Sandwich Hero: One Woman's Quest to Feed the Hungry

05/28/2015 01:23 pm ET | Updated May 27, 2016

The city orbits around eight million centers of the universe, reads Billy Collins' poem, "Grand Central," displayed on the interiors of subway cars across New York City. Lift up your eyes from the moving hive.

Most of us go about our daily subterranean commute without lifting our eyes from the moving hive. New York City commuters are desensitized to the dozens of homeless we might encounter in any given day--and rarely do we look up to regard those who don't know where their next meal is coming from. But one woman, Connie Charney has been stopping to feed the hungry at Penn Station for years. Each week she puts a peanut butter and jelly sandwich in her coat pocket and gives it to someone on her commute from her home in Morristown, New Jersey to NYU in New York City, where she teaches a course in occupational therapy.

Food for Thoughts Cards/Tim Kuder

In 2013, after years of giving away sandwiches, Charney decided to turn her passion for giving back and love for greeting cards into Food for Thoughts Cards: With the purchase of every Food for Thoughts card, the cash equivalent of a peanut butter and jelly sandwich is donated to a food pantry, soup kitchen or other organization that feeds the hungry.
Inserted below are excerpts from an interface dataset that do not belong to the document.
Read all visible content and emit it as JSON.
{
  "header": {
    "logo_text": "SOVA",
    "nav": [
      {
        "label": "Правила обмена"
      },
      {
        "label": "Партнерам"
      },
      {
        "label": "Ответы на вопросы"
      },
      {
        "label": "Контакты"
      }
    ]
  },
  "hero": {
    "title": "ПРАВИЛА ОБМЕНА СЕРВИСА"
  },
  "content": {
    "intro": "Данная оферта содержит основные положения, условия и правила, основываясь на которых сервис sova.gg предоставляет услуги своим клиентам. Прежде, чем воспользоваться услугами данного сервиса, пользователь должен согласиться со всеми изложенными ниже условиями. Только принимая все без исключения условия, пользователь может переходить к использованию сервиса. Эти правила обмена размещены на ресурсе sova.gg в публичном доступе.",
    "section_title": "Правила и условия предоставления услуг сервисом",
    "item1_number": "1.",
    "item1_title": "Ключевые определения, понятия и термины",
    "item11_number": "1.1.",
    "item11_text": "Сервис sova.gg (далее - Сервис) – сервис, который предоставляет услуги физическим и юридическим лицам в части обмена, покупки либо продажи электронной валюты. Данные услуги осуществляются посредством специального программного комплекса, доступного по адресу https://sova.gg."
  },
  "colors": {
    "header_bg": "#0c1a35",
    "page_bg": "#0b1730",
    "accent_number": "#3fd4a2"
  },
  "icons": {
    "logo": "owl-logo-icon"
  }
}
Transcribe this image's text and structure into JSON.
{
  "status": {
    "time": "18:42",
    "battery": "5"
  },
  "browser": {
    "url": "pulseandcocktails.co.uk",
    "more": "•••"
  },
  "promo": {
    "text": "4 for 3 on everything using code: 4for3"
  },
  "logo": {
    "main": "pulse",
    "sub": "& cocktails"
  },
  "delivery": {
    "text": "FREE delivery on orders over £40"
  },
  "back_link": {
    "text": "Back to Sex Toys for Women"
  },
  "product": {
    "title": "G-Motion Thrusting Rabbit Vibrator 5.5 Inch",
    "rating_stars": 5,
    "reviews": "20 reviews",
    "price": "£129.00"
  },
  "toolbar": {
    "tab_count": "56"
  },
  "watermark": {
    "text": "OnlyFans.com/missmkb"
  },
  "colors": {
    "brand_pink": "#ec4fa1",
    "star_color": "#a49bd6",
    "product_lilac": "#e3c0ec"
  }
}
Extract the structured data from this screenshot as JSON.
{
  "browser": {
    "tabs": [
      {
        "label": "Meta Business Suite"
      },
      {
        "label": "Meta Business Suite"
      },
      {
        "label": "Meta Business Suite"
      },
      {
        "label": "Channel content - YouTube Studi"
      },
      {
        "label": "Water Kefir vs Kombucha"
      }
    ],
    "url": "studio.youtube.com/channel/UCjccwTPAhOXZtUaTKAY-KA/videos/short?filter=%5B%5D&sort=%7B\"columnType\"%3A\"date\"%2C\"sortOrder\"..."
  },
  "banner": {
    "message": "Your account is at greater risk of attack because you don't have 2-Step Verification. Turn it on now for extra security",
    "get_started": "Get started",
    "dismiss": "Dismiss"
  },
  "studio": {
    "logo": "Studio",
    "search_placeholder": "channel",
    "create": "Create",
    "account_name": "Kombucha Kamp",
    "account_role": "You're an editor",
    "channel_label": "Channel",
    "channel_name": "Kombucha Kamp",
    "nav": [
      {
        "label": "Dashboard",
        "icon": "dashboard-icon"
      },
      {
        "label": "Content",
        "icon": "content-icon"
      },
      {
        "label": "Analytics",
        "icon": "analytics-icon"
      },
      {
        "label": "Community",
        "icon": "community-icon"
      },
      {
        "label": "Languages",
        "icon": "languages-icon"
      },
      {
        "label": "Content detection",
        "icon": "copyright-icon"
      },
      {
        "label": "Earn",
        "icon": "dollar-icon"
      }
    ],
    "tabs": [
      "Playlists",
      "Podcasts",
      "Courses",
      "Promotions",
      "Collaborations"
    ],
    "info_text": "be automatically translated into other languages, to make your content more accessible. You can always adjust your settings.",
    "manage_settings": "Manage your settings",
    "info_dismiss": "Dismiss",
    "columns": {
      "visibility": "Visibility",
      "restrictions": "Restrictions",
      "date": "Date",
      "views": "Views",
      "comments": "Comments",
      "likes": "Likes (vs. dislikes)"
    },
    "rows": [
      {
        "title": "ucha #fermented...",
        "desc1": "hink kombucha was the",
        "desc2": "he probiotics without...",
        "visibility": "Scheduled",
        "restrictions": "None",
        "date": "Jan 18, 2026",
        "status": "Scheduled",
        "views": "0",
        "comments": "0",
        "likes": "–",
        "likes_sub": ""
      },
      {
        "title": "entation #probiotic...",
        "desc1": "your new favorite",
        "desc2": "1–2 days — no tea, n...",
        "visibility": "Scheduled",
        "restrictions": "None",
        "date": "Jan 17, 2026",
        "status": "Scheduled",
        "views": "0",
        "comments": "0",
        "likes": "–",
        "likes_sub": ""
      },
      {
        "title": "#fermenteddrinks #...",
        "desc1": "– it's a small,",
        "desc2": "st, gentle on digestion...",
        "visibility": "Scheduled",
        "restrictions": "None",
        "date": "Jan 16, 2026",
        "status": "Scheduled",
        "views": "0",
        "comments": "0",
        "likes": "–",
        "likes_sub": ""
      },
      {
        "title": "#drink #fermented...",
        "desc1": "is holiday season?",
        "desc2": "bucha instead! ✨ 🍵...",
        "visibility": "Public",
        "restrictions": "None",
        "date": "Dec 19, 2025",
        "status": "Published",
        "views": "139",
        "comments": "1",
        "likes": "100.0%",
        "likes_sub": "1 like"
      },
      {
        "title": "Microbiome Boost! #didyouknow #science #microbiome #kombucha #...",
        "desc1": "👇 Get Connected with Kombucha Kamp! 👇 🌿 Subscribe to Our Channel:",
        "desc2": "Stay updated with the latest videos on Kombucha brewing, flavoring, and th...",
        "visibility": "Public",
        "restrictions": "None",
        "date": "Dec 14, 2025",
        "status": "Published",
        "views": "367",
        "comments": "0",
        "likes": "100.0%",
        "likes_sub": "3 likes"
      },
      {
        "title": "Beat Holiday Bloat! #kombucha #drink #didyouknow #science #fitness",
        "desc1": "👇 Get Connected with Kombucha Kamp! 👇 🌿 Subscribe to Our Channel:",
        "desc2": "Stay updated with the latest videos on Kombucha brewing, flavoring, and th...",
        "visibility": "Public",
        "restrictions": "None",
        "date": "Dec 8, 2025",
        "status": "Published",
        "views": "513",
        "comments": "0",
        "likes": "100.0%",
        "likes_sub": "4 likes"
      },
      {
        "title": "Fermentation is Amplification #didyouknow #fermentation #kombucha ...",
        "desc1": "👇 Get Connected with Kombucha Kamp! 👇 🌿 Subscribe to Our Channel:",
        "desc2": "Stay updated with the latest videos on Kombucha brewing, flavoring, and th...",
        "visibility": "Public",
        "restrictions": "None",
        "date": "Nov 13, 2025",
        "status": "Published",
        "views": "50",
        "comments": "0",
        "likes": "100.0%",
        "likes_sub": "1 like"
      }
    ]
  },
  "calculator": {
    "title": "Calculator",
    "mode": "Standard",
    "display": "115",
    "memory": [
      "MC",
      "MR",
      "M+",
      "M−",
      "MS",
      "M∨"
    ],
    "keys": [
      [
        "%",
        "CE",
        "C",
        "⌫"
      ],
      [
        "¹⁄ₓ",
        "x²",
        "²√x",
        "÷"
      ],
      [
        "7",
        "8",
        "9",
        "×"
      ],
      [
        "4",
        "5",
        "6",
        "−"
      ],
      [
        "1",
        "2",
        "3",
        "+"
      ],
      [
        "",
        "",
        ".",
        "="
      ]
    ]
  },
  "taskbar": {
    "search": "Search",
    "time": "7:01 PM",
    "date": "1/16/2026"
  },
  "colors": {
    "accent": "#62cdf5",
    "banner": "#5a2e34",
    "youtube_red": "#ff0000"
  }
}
"I was giving over 40 sandwiches per year on my own and in the last two years we're at the cash equivalent of 13,500 sandwiches. It would have taken me over 300 years to donate that many sandwiches on my own." This past March, her altruism caught the eye of bestselling author Wes Moore, who established the Champions of #TheWork contest to award those whose passions have led them to address the world's greatest needs. Food for Thoughts Cards won a grand prize of a thousand dollars, which Charney will donate to select food pantries.

Food for Thoughts Cards/Maggie Yurachek

The cards, which go for $3.25, are sold online and in 55 retail stores across the U.S., where one in six people is food insecure and one in five children go to bed hungry every night. "But you don't need to know the statistics to know that you're affecting change with your card purchase," says Charney, who sends the message that you don't have to be inordinately wealthy or a big name to give back.

No doubt Charney is a prime example of this--a pioneering entrepreneur, who began with small scale actions: handing out sandwiches and volunteering at soup kitchens before designing what would be the blueprint for Food for Thoughts Cards. With the help of skilled graphic artist, Clementine Swan, Charney turned her rudimentary sandwich crust drawing into 22 whimsically designed greeting cards, 12 everyday designs (anniversary, birthday, thinking of you, congratulations) and 10 holiday designs, all in the color palette of a PB&J sandwich.

Food for Thoughts Cards/Maggie Yurachek

The retail stores that sell Food for Thoughts Cards may select a local food pantry to receive donations, so buyers know exactly where their money is going. "I believe in doing something that's palpable," says Charney, "I like this linear, measureable distribution of services." Food for Thoughts Cards is a donation powerhouse and is well positioned to grow since there's no end of hunger in sight. Charney jokes that she wouldn't mind if she went out of business because it would mean that all the hungry people are fed.

To purchase a card from Food for Thoughts Cards is a small act of kindness that goes a long way and Charney explains that it could even raise hunger awareness throughout younger generations. "I see this as a beautiful tool for teaching children about giving back. I see the mother and child standing at the card rack at the store and the mother saying to her son, let's get the card that feeds the hungry."